Saved entries
▽

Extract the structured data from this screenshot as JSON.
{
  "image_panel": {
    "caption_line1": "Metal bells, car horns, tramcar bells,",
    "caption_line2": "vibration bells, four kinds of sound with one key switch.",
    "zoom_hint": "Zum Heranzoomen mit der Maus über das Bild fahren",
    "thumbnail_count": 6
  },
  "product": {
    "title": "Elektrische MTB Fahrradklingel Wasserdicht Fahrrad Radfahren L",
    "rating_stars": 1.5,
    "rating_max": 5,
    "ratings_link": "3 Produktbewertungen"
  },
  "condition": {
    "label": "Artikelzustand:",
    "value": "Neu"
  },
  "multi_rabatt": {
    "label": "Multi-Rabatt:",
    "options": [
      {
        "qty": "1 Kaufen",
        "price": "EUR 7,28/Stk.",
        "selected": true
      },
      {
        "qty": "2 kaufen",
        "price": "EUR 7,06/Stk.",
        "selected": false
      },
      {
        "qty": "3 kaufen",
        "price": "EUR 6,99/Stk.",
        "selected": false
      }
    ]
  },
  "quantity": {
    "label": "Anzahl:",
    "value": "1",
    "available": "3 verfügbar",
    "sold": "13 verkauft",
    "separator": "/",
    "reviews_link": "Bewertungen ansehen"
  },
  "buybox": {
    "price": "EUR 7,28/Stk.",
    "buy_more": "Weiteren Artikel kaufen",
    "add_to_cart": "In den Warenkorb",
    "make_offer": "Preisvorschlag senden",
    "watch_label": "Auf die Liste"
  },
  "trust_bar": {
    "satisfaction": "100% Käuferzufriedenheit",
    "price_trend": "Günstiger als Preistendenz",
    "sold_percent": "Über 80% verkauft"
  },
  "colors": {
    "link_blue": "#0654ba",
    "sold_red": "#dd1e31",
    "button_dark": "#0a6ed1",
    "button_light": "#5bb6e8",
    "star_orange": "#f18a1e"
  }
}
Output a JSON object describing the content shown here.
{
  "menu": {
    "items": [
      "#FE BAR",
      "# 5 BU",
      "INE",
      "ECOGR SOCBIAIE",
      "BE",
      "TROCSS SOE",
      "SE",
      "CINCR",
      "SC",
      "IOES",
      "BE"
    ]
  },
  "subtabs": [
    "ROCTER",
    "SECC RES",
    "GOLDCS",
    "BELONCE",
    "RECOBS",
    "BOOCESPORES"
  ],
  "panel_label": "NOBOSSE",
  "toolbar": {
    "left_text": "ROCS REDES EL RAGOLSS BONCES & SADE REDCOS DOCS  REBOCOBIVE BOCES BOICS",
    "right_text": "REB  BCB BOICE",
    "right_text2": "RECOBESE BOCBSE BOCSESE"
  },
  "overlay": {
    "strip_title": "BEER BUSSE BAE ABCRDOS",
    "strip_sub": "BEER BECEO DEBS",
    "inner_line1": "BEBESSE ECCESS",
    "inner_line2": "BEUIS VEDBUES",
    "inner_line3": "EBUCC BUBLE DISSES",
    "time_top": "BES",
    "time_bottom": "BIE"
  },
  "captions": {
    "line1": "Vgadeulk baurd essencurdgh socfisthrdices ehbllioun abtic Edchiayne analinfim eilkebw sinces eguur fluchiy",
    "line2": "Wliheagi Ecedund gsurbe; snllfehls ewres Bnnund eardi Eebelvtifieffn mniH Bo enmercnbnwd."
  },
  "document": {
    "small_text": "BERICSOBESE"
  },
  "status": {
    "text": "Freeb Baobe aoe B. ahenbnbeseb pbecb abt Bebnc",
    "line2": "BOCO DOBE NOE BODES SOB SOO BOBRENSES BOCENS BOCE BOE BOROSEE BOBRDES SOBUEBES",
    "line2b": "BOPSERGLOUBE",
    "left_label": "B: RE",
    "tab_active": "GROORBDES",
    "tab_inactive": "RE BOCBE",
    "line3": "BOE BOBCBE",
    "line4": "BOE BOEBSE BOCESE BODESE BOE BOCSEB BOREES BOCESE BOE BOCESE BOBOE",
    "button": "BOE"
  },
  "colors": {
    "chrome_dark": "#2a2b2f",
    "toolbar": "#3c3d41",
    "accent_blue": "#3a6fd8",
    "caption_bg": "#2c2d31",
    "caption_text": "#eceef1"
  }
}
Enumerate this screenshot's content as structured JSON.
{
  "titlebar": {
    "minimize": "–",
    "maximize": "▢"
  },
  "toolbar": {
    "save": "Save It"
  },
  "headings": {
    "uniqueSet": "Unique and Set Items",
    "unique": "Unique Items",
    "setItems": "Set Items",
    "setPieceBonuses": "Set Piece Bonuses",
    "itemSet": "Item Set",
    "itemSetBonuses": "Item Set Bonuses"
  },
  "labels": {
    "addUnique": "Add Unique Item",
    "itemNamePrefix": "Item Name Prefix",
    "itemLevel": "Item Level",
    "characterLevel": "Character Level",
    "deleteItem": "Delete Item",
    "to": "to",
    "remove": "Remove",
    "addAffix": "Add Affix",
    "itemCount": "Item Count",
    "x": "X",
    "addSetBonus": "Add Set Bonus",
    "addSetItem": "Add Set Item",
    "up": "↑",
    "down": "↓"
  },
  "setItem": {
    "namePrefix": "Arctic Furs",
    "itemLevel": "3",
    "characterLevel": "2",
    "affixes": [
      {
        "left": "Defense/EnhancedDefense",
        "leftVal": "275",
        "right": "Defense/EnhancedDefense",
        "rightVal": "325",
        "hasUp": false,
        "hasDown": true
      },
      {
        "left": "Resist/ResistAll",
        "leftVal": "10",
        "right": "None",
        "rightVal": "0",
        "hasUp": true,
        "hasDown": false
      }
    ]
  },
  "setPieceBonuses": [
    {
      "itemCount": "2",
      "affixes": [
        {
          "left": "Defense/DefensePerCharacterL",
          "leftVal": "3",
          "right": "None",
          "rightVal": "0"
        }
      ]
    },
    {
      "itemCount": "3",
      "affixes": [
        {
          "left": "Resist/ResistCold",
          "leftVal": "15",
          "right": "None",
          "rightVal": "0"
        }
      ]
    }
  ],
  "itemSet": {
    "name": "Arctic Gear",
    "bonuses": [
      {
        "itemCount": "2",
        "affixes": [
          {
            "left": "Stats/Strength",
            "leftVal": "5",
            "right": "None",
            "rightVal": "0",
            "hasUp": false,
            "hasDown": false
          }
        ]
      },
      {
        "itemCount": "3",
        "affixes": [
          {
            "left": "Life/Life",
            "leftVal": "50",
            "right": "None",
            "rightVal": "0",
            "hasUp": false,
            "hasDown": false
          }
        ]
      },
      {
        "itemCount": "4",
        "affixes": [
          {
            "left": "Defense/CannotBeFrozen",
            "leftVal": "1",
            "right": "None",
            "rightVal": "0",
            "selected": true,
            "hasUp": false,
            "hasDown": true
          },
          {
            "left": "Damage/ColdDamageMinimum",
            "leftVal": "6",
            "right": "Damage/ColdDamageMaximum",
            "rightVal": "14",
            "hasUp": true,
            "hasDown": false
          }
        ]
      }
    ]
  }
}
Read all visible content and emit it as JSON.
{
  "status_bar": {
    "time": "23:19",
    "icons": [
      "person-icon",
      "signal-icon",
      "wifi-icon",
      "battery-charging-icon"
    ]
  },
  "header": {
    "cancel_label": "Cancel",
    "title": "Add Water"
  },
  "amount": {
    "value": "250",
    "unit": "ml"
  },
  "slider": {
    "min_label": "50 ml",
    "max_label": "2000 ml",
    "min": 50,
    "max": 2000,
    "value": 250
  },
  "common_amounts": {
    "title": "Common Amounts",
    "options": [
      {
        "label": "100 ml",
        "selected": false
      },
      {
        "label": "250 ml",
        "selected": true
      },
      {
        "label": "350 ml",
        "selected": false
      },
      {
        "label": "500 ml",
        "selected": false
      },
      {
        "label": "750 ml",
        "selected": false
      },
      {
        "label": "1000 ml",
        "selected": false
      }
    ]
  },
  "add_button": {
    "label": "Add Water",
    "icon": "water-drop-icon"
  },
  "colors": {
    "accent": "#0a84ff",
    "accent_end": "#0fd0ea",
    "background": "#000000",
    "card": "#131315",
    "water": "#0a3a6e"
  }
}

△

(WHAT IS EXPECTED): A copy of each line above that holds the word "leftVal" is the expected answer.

(FINAL ANSWER):
        "leftVal": "275",
        "leftVal": "10",
          "leftVal": "3",
          "leftVal": "15",
            "leftVal": "5",
            "leftVal": "50",
            "leftVal": "1",
            "leftVal": "6",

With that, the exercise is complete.